“Overall, we are in a moment in our entire country, not only in St. Louis, where people are looking at the capacity of Black women to lead in offices like circuit attorney, mayor, Congress,” St. Louis Treasurer Tishaura O. Jones said on Tuesday, August 4, when unofficial election results showed she had defended her citywide office of treasurer and Kimberly Gardner had been reelected as circuit attorney.
“People are taking note of our capacity to lead and showing greater confidence in our ability.”
St. Louis voters showed their confidence in Jones by a margin of 58.5% to 41.5% for her only opponent, Jeffrey Boyd, who keeps his seat as alderman – a margin of almost 12,000 votes. In unofficial results, 76,555 people voted in the city, an almost 40% turnout.
Boyd’s campaign against the incumbent was negative and deceitful.

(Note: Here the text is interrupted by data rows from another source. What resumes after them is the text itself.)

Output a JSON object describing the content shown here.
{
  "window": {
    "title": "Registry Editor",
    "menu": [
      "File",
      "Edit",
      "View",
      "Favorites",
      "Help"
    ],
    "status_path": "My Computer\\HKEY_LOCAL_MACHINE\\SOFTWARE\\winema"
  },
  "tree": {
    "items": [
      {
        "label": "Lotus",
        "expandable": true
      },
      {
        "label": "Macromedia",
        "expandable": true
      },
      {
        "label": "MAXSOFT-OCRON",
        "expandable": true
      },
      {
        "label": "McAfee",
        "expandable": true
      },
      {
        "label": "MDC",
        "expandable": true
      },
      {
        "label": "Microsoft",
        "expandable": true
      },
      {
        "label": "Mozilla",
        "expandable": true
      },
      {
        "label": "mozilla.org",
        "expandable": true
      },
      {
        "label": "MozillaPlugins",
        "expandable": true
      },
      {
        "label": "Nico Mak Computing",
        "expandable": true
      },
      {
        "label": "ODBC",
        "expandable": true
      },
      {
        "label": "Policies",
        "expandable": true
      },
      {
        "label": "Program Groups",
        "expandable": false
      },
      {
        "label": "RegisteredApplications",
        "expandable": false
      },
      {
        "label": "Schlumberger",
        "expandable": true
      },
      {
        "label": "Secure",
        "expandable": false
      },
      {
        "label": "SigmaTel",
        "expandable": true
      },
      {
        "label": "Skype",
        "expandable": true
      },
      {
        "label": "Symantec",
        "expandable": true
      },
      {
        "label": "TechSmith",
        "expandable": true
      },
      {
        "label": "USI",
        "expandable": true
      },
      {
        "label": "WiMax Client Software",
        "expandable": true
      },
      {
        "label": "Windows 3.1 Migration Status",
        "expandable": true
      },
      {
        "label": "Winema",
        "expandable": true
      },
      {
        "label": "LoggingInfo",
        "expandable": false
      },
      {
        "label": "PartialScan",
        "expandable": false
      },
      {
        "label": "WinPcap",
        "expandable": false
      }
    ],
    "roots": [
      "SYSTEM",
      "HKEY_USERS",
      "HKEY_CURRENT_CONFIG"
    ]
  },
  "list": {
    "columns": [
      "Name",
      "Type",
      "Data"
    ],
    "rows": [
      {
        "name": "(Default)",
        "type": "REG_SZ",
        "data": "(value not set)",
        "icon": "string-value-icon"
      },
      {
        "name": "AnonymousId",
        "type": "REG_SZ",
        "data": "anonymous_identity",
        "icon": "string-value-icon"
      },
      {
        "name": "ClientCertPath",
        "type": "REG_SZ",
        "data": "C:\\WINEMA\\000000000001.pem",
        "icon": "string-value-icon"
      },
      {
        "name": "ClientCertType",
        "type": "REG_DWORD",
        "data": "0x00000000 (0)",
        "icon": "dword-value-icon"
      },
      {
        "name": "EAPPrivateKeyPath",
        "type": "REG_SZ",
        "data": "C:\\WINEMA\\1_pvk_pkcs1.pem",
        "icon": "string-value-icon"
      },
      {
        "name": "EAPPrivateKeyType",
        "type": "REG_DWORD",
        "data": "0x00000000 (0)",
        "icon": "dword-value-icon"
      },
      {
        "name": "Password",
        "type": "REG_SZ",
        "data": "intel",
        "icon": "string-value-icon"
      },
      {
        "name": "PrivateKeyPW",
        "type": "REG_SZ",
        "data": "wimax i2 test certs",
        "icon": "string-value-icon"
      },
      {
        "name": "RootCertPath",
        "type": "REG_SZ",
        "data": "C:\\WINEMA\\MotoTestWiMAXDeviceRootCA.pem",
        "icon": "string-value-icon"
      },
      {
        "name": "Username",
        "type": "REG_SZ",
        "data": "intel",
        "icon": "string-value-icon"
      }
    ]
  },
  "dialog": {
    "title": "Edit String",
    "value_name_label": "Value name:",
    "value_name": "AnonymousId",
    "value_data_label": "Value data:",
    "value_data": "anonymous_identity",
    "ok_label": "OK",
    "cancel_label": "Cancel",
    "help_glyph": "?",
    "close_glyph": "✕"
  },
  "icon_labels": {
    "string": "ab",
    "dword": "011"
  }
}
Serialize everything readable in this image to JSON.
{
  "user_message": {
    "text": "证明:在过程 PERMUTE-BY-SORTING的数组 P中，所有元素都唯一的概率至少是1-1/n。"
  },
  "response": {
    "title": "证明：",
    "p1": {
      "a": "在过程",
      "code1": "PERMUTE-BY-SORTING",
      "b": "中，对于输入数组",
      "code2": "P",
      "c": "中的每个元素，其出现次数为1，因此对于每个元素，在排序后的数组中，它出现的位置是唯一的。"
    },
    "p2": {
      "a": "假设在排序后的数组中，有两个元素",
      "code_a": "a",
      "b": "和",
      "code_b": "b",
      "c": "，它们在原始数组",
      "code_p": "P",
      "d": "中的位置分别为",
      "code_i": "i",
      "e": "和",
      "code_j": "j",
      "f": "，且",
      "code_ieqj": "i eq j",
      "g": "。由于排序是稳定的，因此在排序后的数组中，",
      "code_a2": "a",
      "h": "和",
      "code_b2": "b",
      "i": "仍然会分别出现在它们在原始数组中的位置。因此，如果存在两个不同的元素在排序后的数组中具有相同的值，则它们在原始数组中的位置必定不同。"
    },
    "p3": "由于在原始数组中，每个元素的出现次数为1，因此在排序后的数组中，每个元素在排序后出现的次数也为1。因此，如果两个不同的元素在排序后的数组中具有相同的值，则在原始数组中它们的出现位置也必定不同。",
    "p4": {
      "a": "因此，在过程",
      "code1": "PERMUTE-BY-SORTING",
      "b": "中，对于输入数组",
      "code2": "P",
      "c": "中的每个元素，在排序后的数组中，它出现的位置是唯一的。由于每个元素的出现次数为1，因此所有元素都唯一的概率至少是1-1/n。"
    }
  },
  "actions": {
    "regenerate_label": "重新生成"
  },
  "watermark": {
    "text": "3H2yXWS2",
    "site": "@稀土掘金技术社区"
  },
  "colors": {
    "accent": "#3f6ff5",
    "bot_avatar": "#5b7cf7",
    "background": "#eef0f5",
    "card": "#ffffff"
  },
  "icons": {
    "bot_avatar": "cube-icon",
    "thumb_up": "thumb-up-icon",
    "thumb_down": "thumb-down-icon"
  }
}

He claimed a number of endorsements that were denied – U.S. Rep. Wm. Lacy Clay being the most prominent – and was hit with a cease-and-desist letter for using in a negative mailer a copyrighted photograph from a positive feature on Jones. That cease-and-desist letter also was sent to Boyd’s campaign manager, the Kelley Group, which also managed campaigns for St. Louis Mayor Lyda Krewson and Steve Stenger, a federal felon and former St. Louis County executive.
“I felt the race was about them trying to stop me from having any future aspiration to higher office,” Jones said of Boyd and the Kelley Group. “They threw everything that they had at me to see if it would stick. At the end of day, voters had the final say, and they said they still trust me to run this office with integrity, transparency and accountability.”
Her “integrity, transparency and accountability” have now been called into question by some 25 Post-Dispatch editorials, which clearly did not sway voters.
“I hope this will finally be the final nail in that coffin and that they can stop now,” she said. “But I know it won’t be.”
A venerable columnist at that same paper has called Jones the “shadow mayor.” What does the shadow mayor have to say to lead our city?
“We’re still not paying attention to the root causes of crime,” she said. “We’re dealing with double-digit poverty in the Black community. We need access to mental health and substance abuse services.”